a line beginning with a '+' will be considered the same long line
(excluding the \, line-feed, + sequence). Transaction lines will only
use characters in the range 32 - 255 plus 9 (ASCII tab).
There are several types of transaction lines, identified by the
first character (whitespace is to be ignored in these formats: if a space
is required, the word SPACE will be used):
X string Start of transaction. 'string' identifies
E string End of transaction. 'string' must match
the one at the beginning of the transaction.
T name tab COLUMN-DEFs Table header. 'name' is the table's name.
COLUMN-DEFs are a tab-separated list of
column definitions. The number of
COLUMN-DEFs is the number of columns in the
table. The order of the COLUMN-DEFs must
match the order of the corresponding fields
in the data records.
Each COLUMN-DEF is a space-separated list
of symbol/value bindings. Two bindings
are required for each column:
name=xxx 'xxx' is the column's
type=ttt 'ttt' is gives the
column type and is one
int Decimal integer
frac Decimal fraction (a number
with an optional decimal point).
date A date in the format:
Month Day, Year
Where Month is: Jan, Feb, etc.
A name tab FIELDs Add a data record. 'name' is the table for
which this record is for. FIELDs are a tab
separated set of fields. The number of
fields must match the number of columns. Any
fields can be empty, no matter what the data
type. The seperating tabs are required for
even for empty fields, however.
Each transaction begins with a 'T' line and ends with an 'E' line.
Table headers and data records are contained within the transaction. The
table header must be given before any data records for that table are given.
The first table is always the 'transid' table. For example:
Ttransid name=id type=str name=ack type=str
Atransid eft1 free-...@motorola.com
Might be the first table for an EFT-type transaction called 'eft1'.
An acknowledgment for this transaction is to be sent to the given
e-mail address. A complete EFT transaction would also have
Teft name=frombank type=str name=fromaccnt type=str\
+ name=tobank type=str name=toaccnt type=str\
+ name=amnt type=frac
A 123456 12397654 123456 12387654 1259.37
- an order to transfer $1259.37 from one account to another of the
Please start discussing the sufficiency of this as a data format.
To move on from here we are going to need a newsgroup for discussion (I have
no idea how to start the process for newsgroup creation) and an ftp site
for recording the standards. I can donate an ftp site (ftp.worcester.com),

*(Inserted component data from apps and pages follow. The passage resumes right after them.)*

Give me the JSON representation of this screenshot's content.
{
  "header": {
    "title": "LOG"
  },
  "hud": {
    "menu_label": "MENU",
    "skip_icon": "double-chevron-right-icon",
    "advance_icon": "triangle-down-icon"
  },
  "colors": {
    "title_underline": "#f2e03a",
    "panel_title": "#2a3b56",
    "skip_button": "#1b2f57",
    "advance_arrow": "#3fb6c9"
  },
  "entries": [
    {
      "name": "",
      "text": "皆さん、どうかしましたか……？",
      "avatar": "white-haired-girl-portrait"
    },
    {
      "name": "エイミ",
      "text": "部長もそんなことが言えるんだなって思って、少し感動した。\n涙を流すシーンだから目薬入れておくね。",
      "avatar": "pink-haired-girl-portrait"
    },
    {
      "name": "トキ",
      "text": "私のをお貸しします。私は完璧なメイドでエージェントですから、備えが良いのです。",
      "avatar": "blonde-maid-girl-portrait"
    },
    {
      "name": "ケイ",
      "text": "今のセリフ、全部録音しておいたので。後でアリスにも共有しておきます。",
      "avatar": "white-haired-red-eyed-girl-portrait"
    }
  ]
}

but it is slow and should probably be mirrored by others. Another issue is
the name: 'EDI' probably violates someones trademark, so we need a new
/* jhal...@world.std.com (188.8.131.52) */ /* Joseph H. Allen */